### Work order
Among the records below, find the lines with the word "user" and copy them.

[Stored items]
※

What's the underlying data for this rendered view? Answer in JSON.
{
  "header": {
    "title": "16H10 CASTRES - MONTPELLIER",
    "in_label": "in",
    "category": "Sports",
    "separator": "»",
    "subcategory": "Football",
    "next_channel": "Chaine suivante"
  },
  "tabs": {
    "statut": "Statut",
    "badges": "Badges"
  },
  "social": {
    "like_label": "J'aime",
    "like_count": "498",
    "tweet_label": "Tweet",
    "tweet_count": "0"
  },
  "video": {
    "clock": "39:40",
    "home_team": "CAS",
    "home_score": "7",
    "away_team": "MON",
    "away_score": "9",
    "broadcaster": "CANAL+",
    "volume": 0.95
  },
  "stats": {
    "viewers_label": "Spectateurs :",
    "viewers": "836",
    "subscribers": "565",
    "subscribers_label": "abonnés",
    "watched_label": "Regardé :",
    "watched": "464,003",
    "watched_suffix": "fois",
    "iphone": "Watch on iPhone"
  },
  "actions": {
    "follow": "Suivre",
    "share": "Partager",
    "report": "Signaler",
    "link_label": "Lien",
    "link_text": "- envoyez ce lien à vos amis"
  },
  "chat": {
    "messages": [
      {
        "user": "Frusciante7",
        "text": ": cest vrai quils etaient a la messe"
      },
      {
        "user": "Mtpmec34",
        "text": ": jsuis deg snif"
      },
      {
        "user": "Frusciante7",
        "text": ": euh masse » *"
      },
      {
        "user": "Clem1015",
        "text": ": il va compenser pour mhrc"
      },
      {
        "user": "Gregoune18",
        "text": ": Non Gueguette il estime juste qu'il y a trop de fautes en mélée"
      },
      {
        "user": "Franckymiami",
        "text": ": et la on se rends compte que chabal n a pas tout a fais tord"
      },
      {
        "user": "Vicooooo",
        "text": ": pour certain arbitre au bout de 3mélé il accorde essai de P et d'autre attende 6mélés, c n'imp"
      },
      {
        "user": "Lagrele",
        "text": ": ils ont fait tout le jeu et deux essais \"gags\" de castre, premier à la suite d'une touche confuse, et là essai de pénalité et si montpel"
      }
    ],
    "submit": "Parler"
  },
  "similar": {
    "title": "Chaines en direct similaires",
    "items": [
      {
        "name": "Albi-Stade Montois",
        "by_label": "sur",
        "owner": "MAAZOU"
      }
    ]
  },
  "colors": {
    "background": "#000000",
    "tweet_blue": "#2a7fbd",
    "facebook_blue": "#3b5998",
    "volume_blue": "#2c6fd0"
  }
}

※

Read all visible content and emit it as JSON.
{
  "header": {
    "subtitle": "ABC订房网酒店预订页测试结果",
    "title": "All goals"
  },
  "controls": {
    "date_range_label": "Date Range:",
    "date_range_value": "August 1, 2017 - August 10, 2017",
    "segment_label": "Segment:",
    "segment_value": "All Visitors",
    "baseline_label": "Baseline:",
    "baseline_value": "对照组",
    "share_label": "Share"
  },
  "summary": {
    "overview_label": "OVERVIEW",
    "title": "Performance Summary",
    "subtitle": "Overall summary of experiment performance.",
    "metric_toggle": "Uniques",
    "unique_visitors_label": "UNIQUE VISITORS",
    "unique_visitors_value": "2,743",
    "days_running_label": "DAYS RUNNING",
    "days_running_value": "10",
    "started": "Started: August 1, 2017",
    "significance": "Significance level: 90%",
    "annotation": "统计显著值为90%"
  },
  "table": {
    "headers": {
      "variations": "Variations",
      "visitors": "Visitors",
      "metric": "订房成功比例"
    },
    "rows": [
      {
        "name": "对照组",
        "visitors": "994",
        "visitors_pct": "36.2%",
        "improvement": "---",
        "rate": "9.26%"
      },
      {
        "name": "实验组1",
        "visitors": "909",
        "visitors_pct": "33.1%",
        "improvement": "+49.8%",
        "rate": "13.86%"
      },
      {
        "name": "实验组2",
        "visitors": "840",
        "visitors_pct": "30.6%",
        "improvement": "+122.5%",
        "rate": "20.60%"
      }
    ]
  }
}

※

### Response area
        "user": "Frusciante7",
        "user": "Mtpmec34",
        "user": "Frusciante7",
        "user": "Clem1015",
        "user": "Gregoune18",
        "user": "Franckymiami",
        "user": "Vicooooo",
        "user": "Lagrele",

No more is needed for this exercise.